The large 4-1/2” U-Bolts are made out of steel that is 3/8” diameter. I could drill 3/8” inch holes in the angle iron, to attach it to the U-Bolt, and additional holes to attach it to the rafters. I wanted angle iron on each side of the pole, where-ever possible, for the push-pull effect that an earthquake might cause. I also wanted to put two holes in each piece of angle iron where it attached to rafters, so that it would be rigid enough to move the poles with the house. If I were to only put one hole in each piece of angle iron where it attaches to the rafter, it would like just be a pivot point and the angle iron could easily let the pole shift away from the center of the house.
I wanted to paint the U-Bolt, and angle iron pieces, because they would be in contact not only with each other, but also with the metal pole. Although in this particular instance they are all steel, I’m not sure what kinds of steel they are. I’ve learned that dissimilar metals that are in contact with each other can vastly increase the oxidation (rust) rate of the metal. As a side note, always be aware if you are using aluminum, steel, and any alloys, that are touching or are bolted to each other, as this can oxidation can become a real issue. Don’t think that aluminum oxidizes? Next time you are in a salvage yard, look at the chalky white powder on some of the aluminum parts you see is oxidation. It just doesn’t turn dark like steel does when it rusts (oxidizes).

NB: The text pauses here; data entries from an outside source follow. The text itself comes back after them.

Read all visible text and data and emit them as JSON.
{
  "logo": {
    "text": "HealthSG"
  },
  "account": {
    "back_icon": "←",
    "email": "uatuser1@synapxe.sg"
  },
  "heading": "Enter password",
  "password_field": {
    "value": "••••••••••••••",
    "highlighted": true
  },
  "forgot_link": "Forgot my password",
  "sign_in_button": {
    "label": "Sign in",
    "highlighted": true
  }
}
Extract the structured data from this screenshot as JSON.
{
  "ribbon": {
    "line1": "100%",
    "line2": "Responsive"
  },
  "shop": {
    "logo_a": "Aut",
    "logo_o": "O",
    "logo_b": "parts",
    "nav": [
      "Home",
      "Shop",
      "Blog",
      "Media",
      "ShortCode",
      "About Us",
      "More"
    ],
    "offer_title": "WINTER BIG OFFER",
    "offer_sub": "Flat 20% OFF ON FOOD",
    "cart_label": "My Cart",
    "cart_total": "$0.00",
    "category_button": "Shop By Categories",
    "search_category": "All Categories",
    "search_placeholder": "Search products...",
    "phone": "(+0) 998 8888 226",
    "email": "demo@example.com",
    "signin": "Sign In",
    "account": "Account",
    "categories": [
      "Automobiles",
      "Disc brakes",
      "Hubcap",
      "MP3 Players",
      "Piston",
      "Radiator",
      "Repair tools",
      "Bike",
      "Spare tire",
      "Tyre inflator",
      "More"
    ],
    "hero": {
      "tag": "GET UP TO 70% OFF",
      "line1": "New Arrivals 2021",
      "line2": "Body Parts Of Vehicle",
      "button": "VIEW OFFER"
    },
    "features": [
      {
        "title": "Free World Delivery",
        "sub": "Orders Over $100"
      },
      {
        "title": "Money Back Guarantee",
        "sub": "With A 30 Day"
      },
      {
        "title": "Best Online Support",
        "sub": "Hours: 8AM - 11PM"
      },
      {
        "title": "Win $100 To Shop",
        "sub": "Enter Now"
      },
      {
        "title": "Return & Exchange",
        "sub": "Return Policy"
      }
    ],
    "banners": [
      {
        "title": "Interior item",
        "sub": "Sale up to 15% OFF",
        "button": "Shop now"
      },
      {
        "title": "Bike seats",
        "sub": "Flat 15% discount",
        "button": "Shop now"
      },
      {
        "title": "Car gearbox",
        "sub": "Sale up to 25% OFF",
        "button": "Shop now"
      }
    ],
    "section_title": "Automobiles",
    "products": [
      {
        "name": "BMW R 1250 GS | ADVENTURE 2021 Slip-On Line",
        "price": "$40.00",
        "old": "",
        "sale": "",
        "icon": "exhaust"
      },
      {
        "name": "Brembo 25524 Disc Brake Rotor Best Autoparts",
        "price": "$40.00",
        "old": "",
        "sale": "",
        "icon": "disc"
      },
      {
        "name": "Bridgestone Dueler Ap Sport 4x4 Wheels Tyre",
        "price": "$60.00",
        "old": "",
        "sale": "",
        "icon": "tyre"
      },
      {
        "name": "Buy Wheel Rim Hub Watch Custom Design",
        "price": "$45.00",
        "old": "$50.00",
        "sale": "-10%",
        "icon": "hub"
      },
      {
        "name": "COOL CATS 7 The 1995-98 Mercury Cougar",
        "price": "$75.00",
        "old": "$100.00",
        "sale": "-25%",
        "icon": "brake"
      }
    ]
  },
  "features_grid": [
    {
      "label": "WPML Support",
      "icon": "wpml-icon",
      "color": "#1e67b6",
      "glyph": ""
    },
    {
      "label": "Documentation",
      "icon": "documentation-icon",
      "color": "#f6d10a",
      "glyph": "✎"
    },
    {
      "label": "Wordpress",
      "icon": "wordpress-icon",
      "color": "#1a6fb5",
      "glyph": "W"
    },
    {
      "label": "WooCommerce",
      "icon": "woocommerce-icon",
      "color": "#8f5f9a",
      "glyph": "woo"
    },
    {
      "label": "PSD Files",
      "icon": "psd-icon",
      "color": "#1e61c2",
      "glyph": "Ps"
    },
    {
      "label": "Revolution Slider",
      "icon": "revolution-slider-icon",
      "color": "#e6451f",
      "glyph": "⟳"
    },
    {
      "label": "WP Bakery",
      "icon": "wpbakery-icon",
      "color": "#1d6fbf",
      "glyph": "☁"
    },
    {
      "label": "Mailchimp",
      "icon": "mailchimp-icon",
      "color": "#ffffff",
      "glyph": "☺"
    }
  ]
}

I made a dry fit of the U-bolt to near the top of the pole, about 3-4 inches from the top. I wanted to keep it near the top for leveraged strength, but not so near the top that if it did attempt to sway in an earthquake that it would try to jump over the top of the pole. Measured the lengths I needed for the angle iron to have a piece on each side, and cut them with the chop saw. Drilled them on the drill press, then painted all of the pieces and let them dry completely. In keeping with the recycling theme, I was able to use up some old cans of [rust preventive] ‘primer gray’ color that matched the existing gray color of the metal poles well.
The U-Bolts come with a bracket that fills in the gap of the opening at the open end of the ‘U’, and with the two nuts needed to hold it all together. When measuring for bolts to use on the rafter, take into account not only the thickness of the rafter, but the thickness of your angle iron, the nut, and washers. I recommend using washers on sides of the rafter, where the bolt head is and on the other side where the nut meets the angle iron. I even painted the washers, in case they are a different metal from the angle iron. Who knows, a few seconds of extra painting could add years to the project and protect the old house for the next generation.
Are there better ways to do this project? Sure. Are there more expensive ways to do this project? Sure. This just happened to be the best fit for my situation, of wanting to build a little more safety into a 50 year-old house, without having to take out a loan to do it. Maybe you can adapt some of these ideas into your next project.